* Records for processing *
- Opening Delimiter -

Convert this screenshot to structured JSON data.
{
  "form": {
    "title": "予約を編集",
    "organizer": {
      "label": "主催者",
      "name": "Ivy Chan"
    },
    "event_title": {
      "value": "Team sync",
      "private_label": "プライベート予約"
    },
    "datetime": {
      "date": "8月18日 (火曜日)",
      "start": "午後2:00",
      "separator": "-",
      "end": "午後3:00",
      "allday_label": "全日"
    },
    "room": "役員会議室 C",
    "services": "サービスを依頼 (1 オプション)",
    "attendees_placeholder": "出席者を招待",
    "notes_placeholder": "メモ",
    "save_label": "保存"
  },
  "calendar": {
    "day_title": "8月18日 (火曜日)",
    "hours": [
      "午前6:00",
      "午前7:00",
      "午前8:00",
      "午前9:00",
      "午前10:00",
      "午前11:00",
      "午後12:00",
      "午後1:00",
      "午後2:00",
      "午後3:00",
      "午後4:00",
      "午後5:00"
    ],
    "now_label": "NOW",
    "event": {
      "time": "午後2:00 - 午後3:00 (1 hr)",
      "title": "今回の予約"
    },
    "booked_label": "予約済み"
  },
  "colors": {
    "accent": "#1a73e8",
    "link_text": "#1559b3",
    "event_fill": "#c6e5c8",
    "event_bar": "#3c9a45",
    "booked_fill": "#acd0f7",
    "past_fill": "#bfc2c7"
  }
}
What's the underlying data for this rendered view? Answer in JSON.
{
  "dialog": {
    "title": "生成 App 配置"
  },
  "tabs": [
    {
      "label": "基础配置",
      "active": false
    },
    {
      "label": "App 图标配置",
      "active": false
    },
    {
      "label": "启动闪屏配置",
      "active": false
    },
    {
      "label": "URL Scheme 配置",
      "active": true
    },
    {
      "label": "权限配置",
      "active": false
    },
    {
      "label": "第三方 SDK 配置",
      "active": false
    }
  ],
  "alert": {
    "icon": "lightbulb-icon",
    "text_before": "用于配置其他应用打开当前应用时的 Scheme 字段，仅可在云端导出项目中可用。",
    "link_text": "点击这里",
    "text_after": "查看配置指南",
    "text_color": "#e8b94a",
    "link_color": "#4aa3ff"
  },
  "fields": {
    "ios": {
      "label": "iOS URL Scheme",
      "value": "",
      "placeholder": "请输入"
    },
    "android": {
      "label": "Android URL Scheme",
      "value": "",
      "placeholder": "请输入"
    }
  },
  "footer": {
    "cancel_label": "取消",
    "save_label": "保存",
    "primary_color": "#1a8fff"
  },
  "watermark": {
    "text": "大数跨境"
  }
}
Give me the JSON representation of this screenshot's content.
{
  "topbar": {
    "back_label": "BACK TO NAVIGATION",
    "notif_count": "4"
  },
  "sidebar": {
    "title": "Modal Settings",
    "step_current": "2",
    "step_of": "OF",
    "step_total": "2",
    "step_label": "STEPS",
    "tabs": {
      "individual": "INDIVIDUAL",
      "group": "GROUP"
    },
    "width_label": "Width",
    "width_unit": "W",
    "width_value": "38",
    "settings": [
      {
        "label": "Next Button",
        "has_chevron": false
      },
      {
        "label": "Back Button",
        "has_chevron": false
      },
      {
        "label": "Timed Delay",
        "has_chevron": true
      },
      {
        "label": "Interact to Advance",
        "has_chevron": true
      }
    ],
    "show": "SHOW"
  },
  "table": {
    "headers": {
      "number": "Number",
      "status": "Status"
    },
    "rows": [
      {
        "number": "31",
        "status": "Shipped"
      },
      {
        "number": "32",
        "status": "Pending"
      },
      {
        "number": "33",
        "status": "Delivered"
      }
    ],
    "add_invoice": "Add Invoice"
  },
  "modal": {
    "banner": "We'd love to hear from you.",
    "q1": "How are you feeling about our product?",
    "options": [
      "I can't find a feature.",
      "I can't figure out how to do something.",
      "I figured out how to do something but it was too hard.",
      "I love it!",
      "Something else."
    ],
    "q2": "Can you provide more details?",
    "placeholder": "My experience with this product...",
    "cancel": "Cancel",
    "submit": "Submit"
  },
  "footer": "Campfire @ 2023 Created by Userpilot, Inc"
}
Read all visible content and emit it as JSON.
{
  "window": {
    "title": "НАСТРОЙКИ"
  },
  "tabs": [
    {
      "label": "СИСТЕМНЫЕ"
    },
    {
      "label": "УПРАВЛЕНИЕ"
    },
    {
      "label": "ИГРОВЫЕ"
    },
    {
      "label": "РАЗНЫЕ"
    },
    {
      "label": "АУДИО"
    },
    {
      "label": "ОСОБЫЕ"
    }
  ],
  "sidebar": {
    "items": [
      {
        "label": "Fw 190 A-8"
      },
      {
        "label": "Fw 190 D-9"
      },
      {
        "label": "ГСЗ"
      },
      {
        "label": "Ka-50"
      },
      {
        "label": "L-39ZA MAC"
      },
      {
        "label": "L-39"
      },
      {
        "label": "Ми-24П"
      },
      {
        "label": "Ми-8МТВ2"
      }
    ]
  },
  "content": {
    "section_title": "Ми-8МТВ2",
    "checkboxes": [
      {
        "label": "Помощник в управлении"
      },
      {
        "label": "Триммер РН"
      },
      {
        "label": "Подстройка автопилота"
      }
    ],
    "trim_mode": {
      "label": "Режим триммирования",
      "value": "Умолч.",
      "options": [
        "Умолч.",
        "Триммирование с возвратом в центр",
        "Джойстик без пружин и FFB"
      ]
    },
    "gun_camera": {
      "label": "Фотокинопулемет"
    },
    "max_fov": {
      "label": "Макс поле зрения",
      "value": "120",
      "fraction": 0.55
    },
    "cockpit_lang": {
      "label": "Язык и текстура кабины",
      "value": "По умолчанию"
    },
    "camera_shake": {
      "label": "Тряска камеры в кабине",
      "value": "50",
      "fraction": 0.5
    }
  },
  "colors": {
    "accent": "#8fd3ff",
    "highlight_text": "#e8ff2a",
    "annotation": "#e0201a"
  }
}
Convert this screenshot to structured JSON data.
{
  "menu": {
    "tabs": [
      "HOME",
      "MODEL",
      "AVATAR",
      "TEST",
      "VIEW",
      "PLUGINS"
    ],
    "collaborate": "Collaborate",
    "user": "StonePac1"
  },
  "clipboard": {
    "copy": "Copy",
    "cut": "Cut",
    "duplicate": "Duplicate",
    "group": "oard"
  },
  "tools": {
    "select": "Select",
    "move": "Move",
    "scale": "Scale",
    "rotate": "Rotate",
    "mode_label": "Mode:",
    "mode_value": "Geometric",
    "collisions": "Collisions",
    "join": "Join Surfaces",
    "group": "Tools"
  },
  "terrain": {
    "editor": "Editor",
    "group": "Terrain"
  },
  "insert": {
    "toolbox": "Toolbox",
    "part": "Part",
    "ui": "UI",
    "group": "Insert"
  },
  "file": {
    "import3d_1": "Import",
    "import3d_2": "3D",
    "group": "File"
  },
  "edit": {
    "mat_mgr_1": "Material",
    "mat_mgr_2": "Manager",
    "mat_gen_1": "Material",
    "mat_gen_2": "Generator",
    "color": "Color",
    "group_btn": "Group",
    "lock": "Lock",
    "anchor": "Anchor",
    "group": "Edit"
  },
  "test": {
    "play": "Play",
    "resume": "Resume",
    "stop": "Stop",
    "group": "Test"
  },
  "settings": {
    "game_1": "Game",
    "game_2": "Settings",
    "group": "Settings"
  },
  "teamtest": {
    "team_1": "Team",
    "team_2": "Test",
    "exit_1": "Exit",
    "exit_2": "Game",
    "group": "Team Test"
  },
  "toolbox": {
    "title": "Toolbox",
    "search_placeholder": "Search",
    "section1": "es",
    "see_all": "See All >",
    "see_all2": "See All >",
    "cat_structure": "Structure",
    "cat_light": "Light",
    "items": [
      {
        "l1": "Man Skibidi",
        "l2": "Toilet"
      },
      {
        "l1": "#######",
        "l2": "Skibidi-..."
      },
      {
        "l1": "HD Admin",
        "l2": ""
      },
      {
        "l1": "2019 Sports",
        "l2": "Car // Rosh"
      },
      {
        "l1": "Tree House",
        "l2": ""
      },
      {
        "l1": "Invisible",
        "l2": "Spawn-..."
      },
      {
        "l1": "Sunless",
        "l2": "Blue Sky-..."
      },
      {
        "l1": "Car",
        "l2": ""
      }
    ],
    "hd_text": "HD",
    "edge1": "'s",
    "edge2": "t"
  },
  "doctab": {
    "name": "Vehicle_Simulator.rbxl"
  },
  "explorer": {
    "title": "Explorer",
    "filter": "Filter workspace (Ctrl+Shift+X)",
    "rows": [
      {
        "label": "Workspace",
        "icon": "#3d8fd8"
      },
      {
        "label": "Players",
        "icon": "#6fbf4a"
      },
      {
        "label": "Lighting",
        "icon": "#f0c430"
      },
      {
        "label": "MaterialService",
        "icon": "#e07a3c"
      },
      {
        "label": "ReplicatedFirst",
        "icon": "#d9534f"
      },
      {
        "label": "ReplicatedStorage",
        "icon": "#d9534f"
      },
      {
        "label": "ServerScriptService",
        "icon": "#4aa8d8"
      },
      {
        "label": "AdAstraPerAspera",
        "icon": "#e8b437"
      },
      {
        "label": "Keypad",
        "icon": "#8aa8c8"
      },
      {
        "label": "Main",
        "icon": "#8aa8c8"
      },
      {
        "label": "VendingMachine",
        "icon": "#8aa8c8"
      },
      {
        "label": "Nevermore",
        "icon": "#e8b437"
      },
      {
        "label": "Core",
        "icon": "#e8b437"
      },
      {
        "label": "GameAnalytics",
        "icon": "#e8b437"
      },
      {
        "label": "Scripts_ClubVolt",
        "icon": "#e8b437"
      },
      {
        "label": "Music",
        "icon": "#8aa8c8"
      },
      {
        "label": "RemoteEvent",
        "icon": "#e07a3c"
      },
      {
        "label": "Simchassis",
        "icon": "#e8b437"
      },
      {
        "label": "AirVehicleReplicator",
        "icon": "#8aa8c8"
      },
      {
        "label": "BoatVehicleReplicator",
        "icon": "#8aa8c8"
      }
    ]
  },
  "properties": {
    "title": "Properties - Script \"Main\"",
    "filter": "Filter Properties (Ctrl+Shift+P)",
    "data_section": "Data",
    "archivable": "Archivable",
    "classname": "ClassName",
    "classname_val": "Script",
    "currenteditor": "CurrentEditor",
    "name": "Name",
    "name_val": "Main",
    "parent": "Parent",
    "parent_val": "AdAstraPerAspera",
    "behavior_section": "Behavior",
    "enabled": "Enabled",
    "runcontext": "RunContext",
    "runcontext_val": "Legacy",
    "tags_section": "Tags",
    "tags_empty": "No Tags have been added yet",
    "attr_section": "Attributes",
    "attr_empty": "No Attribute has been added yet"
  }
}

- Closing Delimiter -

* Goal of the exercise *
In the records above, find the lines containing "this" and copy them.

* Written answer *
Convert this screenshot to structured JSON data.
What's the underlying data for this rendered view? Answer in JSON.
Give me the JSON representation of this screenshot's content.
    "placeholder": "My experience with this product...",
Convert this screenshot to structured JSON data.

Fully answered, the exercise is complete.